Henry Knox was born in 1750 in Boston to a ships captain and his wife. His father died when he was 9. At 12, left school and went to work at a bookstore. He would go on to start his own book store. A voracious reader, Knox supplemented his education with the books around him, and taught himself artillery tactics.
In 1774, he married Lucy Flucker, the daughter of Boston Loyalists.
The American Revolution
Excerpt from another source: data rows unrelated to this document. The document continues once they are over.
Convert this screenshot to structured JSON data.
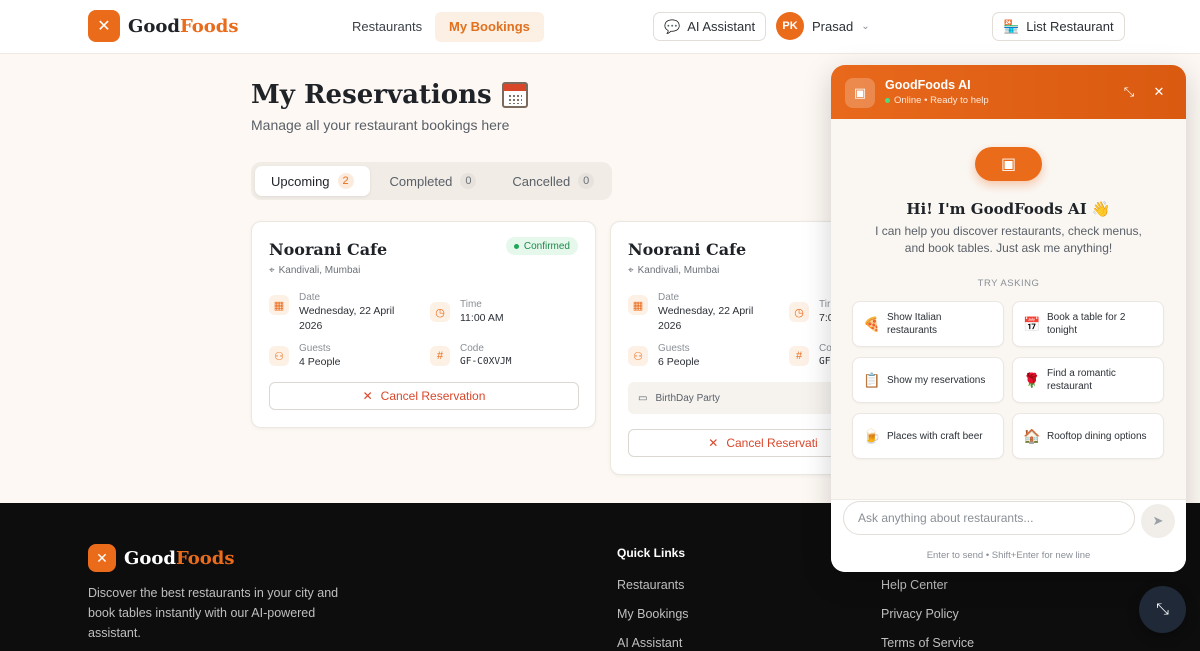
{
  "header": {
    "brand_part1": "Good",
    "brand_part2": "Foods",
    "nav": [
      "Restaurants",
      "My Bookings"
    ],
    "ai_button": "AI Assistant",
    "user_initials": "PK",
    "user_name": "Prasad",
    "list_button": "List Restaurant"
  },
  "page": {
    "title": "My Reservations",
    "subtitle": "Manage all your restaurant bookings here"
  },
  "tabs": [
    {
      "label": "Upcoming",
      "count": "2"
    },
    {
      "label": "Completed",
      "count": "0"
    },
    {
      "label": "Cancelled",
      "count": "0"
    }
  ],
  "cards": [
    {
      "name": "Noorani Cafe",
      "location": "Kandivali, Mumbai",
      "status": "Confirmed",
      "date_label": "Date",
      "date_line1": "Wednesday, 22 April",
      "date_line2": "2026",
      "time_label": "Time",
      "time": "11:00 AM",
      "guests_label": "Guests",
      "guests": "4 People",
      "code_label": "Code",
      "code": "GF-C0XVJM",
      "cancel": "Cancel Reservation"
    },
    {
      "name": "Noorani Cafe",
      "location": "Kandivali, Mumbai",
      "date_label": "Date",
      "date_line1": "Wednesday, 22 April",
      "date_line2": "2026",
      "time_label": "Tir",
      "time": "7:0",
      "guests_label": "Guests",
      "guests": "6 People",
      "code_label": "Co",
      "code": "GF",
      "note": "BirthDay Party",
      "cancel": "Cancel Reservati"
    }
  ],
  "footer": {
    "brand_part1": "Good",
    "brand_part2": "Foods",
    "description": "Discover the best restaurants in your city and book tables instantly with our AI-powered assistant.",
    "quick_links_title": "Quick Links",
    "quick_links": [
      "Restaurants",
      "My Bookings",
      "AI Assistant"
    ],
    "support_links": [
      "Help Center",
      "Privacy Policy",
      "Terms of Service"
    ]
  },
  "chat": {
    "title": "GoodFoods AI",
    "status": "Online • Ready to help",
    "greeting": "Hi! I'm GoodFoods AI 👋",
    "intro": "I can help you discover restaurants, check menus, and book tables. Just ask me anything!",
    "try_label": "TRY ASKING",
    "suggestions": [
      {
        "icon": "🍕",
        "text": "Show Italian restaurants"
      },
      {
        "icon": "📅",
        "text": "Book a table for 2 tonight"
      },
      {
        "icon": "📋",
        "text": "Show my reservations"
      },
      {
        "icon": "🌹",
        "text": "Find a romantic restaurant"
      },
      {
        "icon": "🍺",
        "text": "Places with craft beer"
      },
      {
        "icon": "🏠",
        "text": "Rooftop dining options"
      }
    ],
    "input_placeholder": "Ask anything about restaurants...",
    "hint": "Enter to send • Shift+Enter for new line"
  },
  "colors": {
    "brand": "#ea6b1a",
    "success": "#1e8a4a",
    "danger": "#d9472b",
    "footer_bg": "#0d0d0d"
  }
}
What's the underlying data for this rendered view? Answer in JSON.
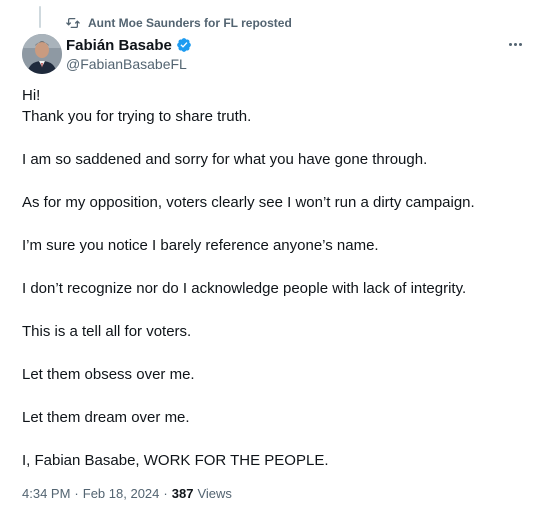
{
  "repost": {
    "label": "Aunt Moe Saunders for FL reposted"
  },
  "author": {
    "name": "Fabián Basabe",
    "handle": "@FabianBasabeFL"
  },
  "post": {
    "lines": [
      "Hi!",
      "Thank you for trying to share truth.",
      "I am so saddened and sorry for what you have gone through.",
      "As for my opposition, voters clearly see I won’t run a dirty campaign.",
      "I’m sure you notice I barely reference anyone’s name.",
      "I don’t recognize nor do I acknowledge people with lack of integrity.",
      "This is a tell all for voters.",
      "Let them obsess over me.",
      "Let them dream over me.",
      "I, Fabian Basabe, WORK FOR THE PEOPLE."
    ]
  },
  "meta": {
    "time": "4:34 PM",
    "date": "Feb 18, 2024",
    "separator": "·",
    "views_count": "387",
    "views_label": "Views"
  },
  "colors": {
    "text_primary": "#0f1419",
    "text_secondary": "#536471",
    "verified_blue": "#1d9bf0"
  },
  "icons": {
    "repost": "repost-icon",
    "verified": "verified-badge-icon",
    "more": "more-options-icon"
  }
}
At the outbreak of war, Knox, as part of the Massachusetts militia, fought in the Battle of Bunker Hill. After George Washington became commander of the Continental Army, Knox and he became friends. One of the problems that the Continental Army had during the siege of Boston was that they lacked artillery. The nearest American artillery was at Fort Ticonderoga. Knox led an expedition to retrieve them from the fort, and completed the 300 mile trip, in the middle of winter, in only 56 days. With the help of the cannon, the Continental Army was able to drive the British army out of Boston.
Secretary of War
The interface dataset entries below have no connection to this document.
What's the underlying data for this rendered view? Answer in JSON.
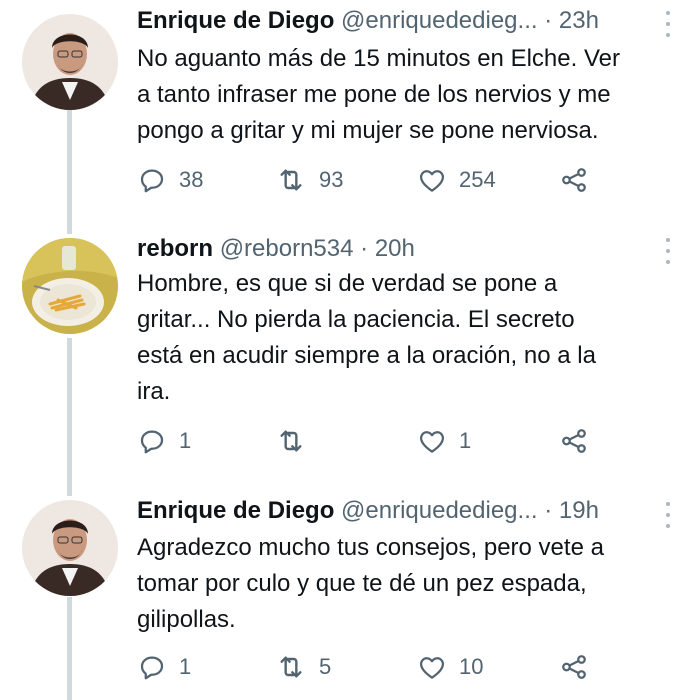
{
  "tweets": [
    {
      "name": "Enrique de Diego",
      "handle": "@enriquededieg...",
      "dot": "·",
      "time": "23h",
      "lines": [
        "No aguanto más de 15 minutos en Elche. Ver",
        "a tanto infraser me pone de los nervios y me",
        "pongo a gritar y mi mujer se pone nerviosa."
      ],
      "replies": "38",
      "retweets": "93",
      "likes": "254"
    },
    {
      "name": "reborn",
      "handle": "@reborn534",
      "dot": "·",
      "time": "20h",
      "lines": [
        "Hombre, es que si de verdad se pone a",
        "gritar... No pierda la paciencia. El secreto",
        "está en acudir siempre a la oración, no a la",
        "ira."
      ],
      "replies": "1",
      "retweets": "",
      "likes": "1"
    },
    {
      "name": "Enrique de Diego",
      "handle": "@enriquededieg...",
      "dot": "·",
      "time": "19h",
      "lines": [
        "Agradezco mucho tus consejos, pero vete a",
        "tomar por culo y que te dé un pez espada,",
        "gilipollas."
      ],
      "replies": "1",
      "retweets": "5",
      "likes": "10"
    }
  ],
  "icons": {
    "reply": "reply-icon",
    "retweet": "retweet-icon",
    "like": "heart-icon",
    "share": "share-icon",
    "more": "more-icon"
  },
  "colors": {
    "text": "#0f1419",
    "secondary": "#536471",
    "thread_line": "#cfd9de"
  }
}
When George Washington became President, he named Knox Secretary of War. As Secretary of War, he was responsible for implementing the Militia Act, increasing federal armament of the militia, and setting up the first federal armories, at Harper's Ferry and Springfield. As Secretary of War, he advocated for better treatment of the American Indians.
In 1795, Knox stepped down as Secretary of War and retired to his estate in Thomason, Maine. He died in 1806 after swallowing a chicken bone which cut and infected his intestine.